So Food Tech is less documentary and more like a celebration of progress.  There is no attention paid to the repercussions of food processing just a childlike appreciation for bagging 75,000 tons of chips a day.  It’s like Food Network’s Unwrapped only longer.

The episode I watched was entitled Cheeseburger & Fries but it wasn’t about real burgers.  It was about those drive-thru things that pass for burgers.  Technically to be a burger the patty must be 5 ounces or more.  Anything under 5 ounces is called a slider.  These were the ubiquitous quarter-pounders that are machine-made and designed to go straight from freezer to assembly line.

Host Bobby Bognar tours the imitation cheese plant where dairy bi-product is molded into one 1000 foot long sheet of cheese-food.  He narrates how it is cut into uniform slices and automatically wrapped and sealed. Then they move to a laboratory to “prove” that processed cheese is better than natural cheese because it provides a more even melt.  There is more to cheese than even melting like say taste.

Bognar then heads off to a Salinas, California lettuce farm to show how it is harvested for use in the drive-thru.  He even says that lettuce is all about the crunch and nothing is better than Iceberg.  Except Romain, Green Leaf, Red Leaf or any other green lettuce.  Why not just tell the truth, “Sure Iceberg is devoid of flavor and nutrients but it is extremely cheap to produce.”

I know the goal of the show is to trumpet innovation but I have to wonder if at anytime Bognar thinks, “maybe that’s something I shouldn’t eat.”  Just because something can be chewed, digested and passed does not make it food.  All I am asking is a little equal time on the subject rather than a series of propaganda films for agri-business.  This series is a glorification of everything that is wrong with America’s food system.

Cheeseburger & Fries

Follow Stuart via “the Online”

Sip & Chew with Mike and Stu

Add to Google

addtomyyahoo4

Stuart in 80 Words or Less

Stuart is a celebrity chef, food activist and award-winning food writer. He penned the cookbooks Third Coast Cuisine: Recipes of the Gulf of Mexico, No Sides Needed: 34 Recipes To Simplify Life and Amigeauxs - Mexican/Creole Fusion Cuisine. He hosts two Internet cooking shows "Everyday Gourmet" and "Little Grill Big Flavor." His recipes have been featured in Current, Lagniappe, Southern Tailgater, The Kitchen Hotline and on the Cooking Channel.

Stu’s Latest Kindle Single is Just $2.99

Stuart’s Honors & Awards

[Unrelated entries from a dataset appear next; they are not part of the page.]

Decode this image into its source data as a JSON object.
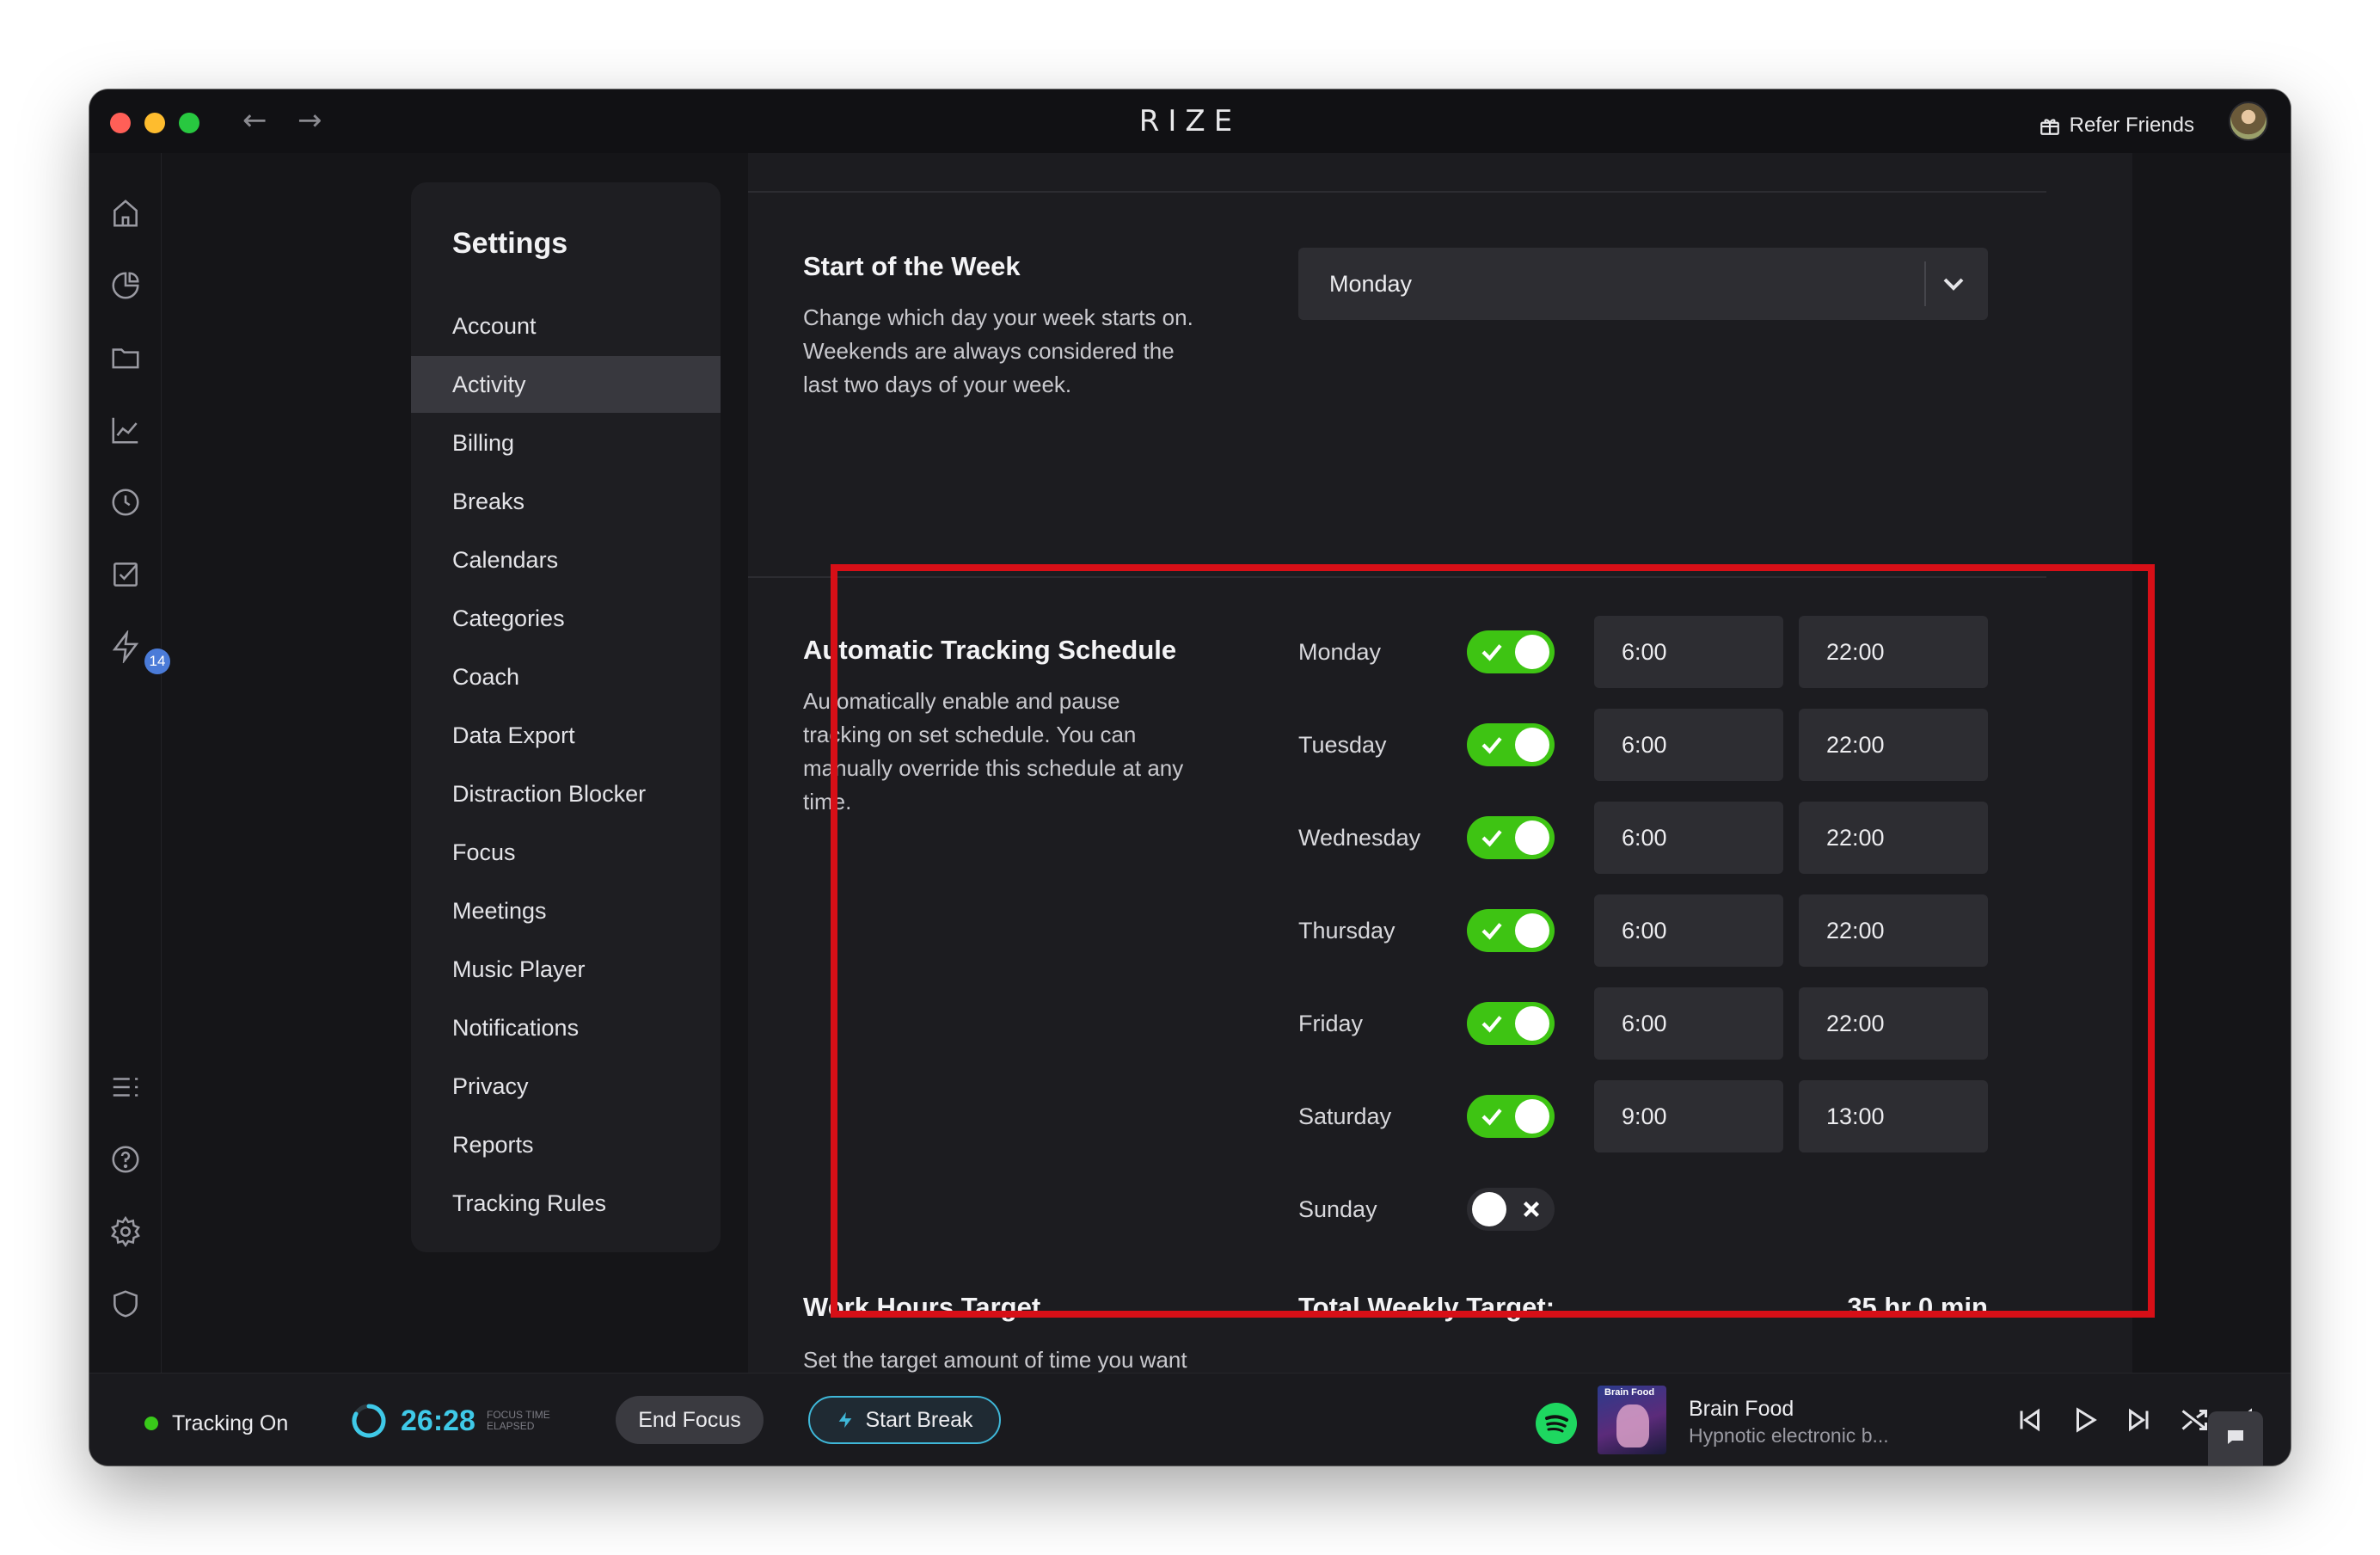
{
  "window": {
    "app_title": "RIZE",
    "refer_label": "Refer Friends"
  },
  "rail": {
    "notification_count": "14"
  },
  "settings_nav": {
    "title": "Settings",
    "items": [
      {
        "label": "Account"
      },
      {
        "label": "Activity",
        "active": true
      },
      {
        "label": "Billing"
      },
      {
        "label": "Breaks"
      },
      {
        "label": "Calendars"
      },
      {
        "label": "Categories"
      },
      {
        "label": "Coach"
      },
      {
        "label": "Data Export"
      },
      {
        "label": "Distraction Blocker"
      },
      {
        "label": "Focus"
      },
      {
        "label": "Meetings"
      },
      {
        "label": "Music Player"
      },
      {
        "label": "Notifications"
      },
      {
        "label": "Privacy"
      },
      {
        "label": "Reports"
      },
      {
        "label": "Tracking Rules"
      }
    ]
  },
  "week_start": {
    "title": "Start of the Week",
    "description_lines": [
      "Change which day your week starts on.",
      "Weekends are always considered the",
      "last two days of your week."
    ],
    "selected": "Monday"
  },
  "schedule": {
    "title": "Automatic Tracking Schedule",
    "description_lines": [
      "Automatically enable and pause",
      "tracking on set schedule. You can",
      "manually override this schedule at any",
      "time."
    ],
    "days": [
      {
        "day": "Monday",
        "enabled": true,
        "start": "6:00",
        "end": "22:00"
      },
      {
        "day": "Tuesday",
        "enabled": true,
        "start": "6:00",
        "end": "22:00"
      },
      {
        "day": "Wednesday",
        "enabled": true,
        "start": "6:00",
        "end": "22:00"
      },
      {
        "day": "Thursday",
        "enabled": true,
        "start": "6:00",
        "end": "22:00"
      },
      {
        "day": "Friday",
        "enabled": true,
        "start": "6:00",
        "end": "22:00"
      },
      {
        "day": "Saturday",
        "enabled": true,
        "start": "9:00",
        "end": "13:00"
      },
      {
        "day": "Sunday",
        "enabled": false,
        "start": "",
        "end": ""
      }
    ]
  },
  "work_hours": {
    "title": "Work Hours Target",
    "description": "Set the target amount of time you want",
    "weekly_label": "Total Weekly Target:",
    "weekly_value": "35 hr 0 min"
  },
  "bottom_bar": {
    "status": "Tracking On",
    "timer": "26:28",
    "timer_caption_1": "FOCUS TIME",
    "timer_caption_2": "ELAPSED",
    "end_focus": "End Focus",
    "start_break": "Start Break",
    "track_title": "Brain Food",
    "track_subtitle": "Hypnotic electronic b...",
    "album_label": "Brain Food"
  },
  "colors": {
    "accent_green": "#3ec413",
    "accent_cyan": "#3fc9e8",
    "highlight_red": "#d70f17"
  }
}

2015 1st Place Luck of the Irish Cook-off
2015 4th Place Downtown Cajun Cook-off
2015 2nd Place Fins' Wings & Chili Cook-off
2014 2015 4th Place LA Gumbo Cook-off
2012 Taste Award nominee for best chef (web)
2012 Finalist in the Safeway Next Chef Contest
2011 Taste Award Nominee for Little Grill Big Flavor
2011, 12 Member: Council of Media Tastemakers
2011 Judge: 29th Chef's of the Coast Cook-off
2011 Judge: Dauphin Island Wing Cook-off
2011 Cooking Channel Perfect 3 Recipe Finalist
2011 Judge: Dauphin Island Gumbo Cook-off
2011 Culinary Hall of Fame Member
2010 Tasty Awards Judge
2010 Judge: Bayou La Batre Gumbo Cook-off
2010 Gourmand World Cookbook Award Nominee
2010 Chef2Chef Top 10 Best Food Blogs
2010 Denay's Top 10 Best Food Blogs
2009 2nd Place Bay Area Food Bank Chef Challenge
2008 Tava: Discovery Contest Runner-up

Archives

Subscribe to this blog

Enter your email address:

Delivered by FeedBurner

ISO 9000 Culinary Arts Certification